In 1975, a meeting of the Organization of the Petroleum Exporting Countries in the city was stormed by six men with submachine guns. They killed three people and took at least 60 hostages.
A group that claimed responsibility cast the attack as “an act of political contestation and information” aimed at “the alliance between American imperialism and the capitulating reactionary forces in the Arab homeland.”
In 1981, Heinz Nittel, a leader of the Austrian Socialist party and head of the Austria-Israel Friendship Society, was assassinated outside his home by an assailant associated with a militant Palestinian group.

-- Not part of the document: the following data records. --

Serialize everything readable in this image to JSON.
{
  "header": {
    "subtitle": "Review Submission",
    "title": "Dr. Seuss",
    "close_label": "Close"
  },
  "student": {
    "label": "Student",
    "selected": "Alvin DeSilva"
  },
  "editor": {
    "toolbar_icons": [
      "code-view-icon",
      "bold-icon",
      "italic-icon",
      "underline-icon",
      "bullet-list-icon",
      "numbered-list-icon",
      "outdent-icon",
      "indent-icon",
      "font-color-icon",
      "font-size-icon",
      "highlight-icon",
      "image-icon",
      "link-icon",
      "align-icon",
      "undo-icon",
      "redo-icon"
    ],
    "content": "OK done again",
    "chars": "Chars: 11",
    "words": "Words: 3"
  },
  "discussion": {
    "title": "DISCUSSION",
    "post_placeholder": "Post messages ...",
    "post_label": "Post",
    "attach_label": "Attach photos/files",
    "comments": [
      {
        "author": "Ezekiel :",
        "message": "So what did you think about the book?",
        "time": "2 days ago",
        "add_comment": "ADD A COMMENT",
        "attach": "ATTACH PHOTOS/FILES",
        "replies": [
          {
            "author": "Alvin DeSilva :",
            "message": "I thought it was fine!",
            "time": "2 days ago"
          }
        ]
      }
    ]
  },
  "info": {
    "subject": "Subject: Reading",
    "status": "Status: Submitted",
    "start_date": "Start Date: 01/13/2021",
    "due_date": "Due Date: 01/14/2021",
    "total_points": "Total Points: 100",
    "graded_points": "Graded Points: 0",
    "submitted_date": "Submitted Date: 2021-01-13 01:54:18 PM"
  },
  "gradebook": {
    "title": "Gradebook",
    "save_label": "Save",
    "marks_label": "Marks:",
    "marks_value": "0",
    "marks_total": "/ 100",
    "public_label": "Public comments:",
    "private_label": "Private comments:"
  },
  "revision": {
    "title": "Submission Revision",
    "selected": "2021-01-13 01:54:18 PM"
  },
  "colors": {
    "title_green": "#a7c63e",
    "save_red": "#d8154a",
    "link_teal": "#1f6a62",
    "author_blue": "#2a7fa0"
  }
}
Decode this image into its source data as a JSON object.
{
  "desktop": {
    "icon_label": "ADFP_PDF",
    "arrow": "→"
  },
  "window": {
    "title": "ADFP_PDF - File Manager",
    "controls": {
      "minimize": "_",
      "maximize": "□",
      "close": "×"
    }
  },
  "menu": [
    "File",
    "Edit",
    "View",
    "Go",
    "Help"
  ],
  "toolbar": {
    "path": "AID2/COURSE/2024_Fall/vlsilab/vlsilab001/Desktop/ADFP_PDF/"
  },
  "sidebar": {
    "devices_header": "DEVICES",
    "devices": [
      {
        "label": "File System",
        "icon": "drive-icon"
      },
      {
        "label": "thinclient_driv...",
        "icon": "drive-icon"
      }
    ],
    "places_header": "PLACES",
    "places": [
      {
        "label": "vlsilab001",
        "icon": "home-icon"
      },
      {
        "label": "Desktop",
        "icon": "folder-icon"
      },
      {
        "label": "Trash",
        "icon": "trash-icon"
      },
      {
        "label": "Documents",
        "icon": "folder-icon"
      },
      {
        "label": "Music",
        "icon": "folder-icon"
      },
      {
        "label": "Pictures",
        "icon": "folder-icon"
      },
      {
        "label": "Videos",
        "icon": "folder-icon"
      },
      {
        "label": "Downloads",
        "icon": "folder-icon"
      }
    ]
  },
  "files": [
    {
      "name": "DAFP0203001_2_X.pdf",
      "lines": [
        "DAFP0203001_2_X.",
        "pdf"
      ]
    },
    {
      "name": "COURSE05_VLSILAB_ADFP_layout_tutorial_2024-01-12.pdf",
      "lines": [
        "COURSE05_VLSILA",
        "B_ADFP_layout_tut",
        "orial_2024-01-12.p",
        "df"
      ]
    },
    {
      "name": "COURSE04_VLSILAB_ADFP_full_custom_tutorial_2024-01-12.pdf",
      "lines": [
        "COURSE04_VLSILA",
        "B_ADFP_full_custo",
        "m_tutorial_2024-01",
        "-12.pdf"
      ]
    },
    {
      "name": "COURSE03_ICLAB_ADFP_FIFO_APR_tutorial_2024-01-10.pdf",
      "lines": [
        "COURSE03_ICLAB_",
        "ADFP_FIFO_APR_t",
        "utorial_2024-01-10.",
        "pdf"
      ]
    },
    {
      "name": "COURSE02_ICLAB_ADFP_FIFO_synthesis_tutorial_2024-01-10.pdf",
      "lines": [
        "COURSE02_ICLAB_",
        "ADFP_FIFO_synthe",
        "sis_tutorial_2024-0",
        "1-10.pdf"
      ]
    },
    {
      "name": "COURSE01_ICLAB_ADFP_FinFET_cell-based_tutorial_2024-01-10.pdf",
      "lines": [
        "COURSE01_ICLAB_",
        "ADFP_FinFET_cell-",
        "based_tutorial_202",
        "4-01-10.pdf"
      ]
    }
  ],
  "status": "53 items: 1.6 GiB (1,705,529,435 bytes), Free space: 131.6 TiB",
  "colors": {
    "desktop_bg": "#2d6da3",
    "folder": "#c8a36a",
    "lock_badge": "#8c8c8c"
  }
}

Two people were killed in 1981 when terrorists attacked a synagogue with grenades and firearms. Just after Christmas in 1985, panic engulfed the Vienna airport when three gunmen stormed the check-in lounge and opened fire with submachine guns, killing three and wounding dozens.
Witnesses at the time said the attack began as an El Al Israel Airlines flight was boarding. The attack appeared to be coordinated with another El Al check-in 10 minutes earlier in Rome.
From 1993 to 1997, a series of mail bombs and other explosive devices, including one that wounded the mayor of Vienna, stoked fears of rising neo-Nazi terrorism in the country. The man who was convicted in the attacks said that his goal had been to create a reunification of German-speaking areas.
Melissa Eddy, Christopher F. Schuetze and Katrin Bennhold reported from Berlin, and Megan Specia from London. Reporting was contributed by Anton Troianovski from Moscow; Aurelien Breeden from Paris; Livia Albeck-Ripka from Darwin, Australia; Joe Ritchie from Hong Kong; and Christoph Koettl, Farnaz Fassihi and Emmett Lindner from New York.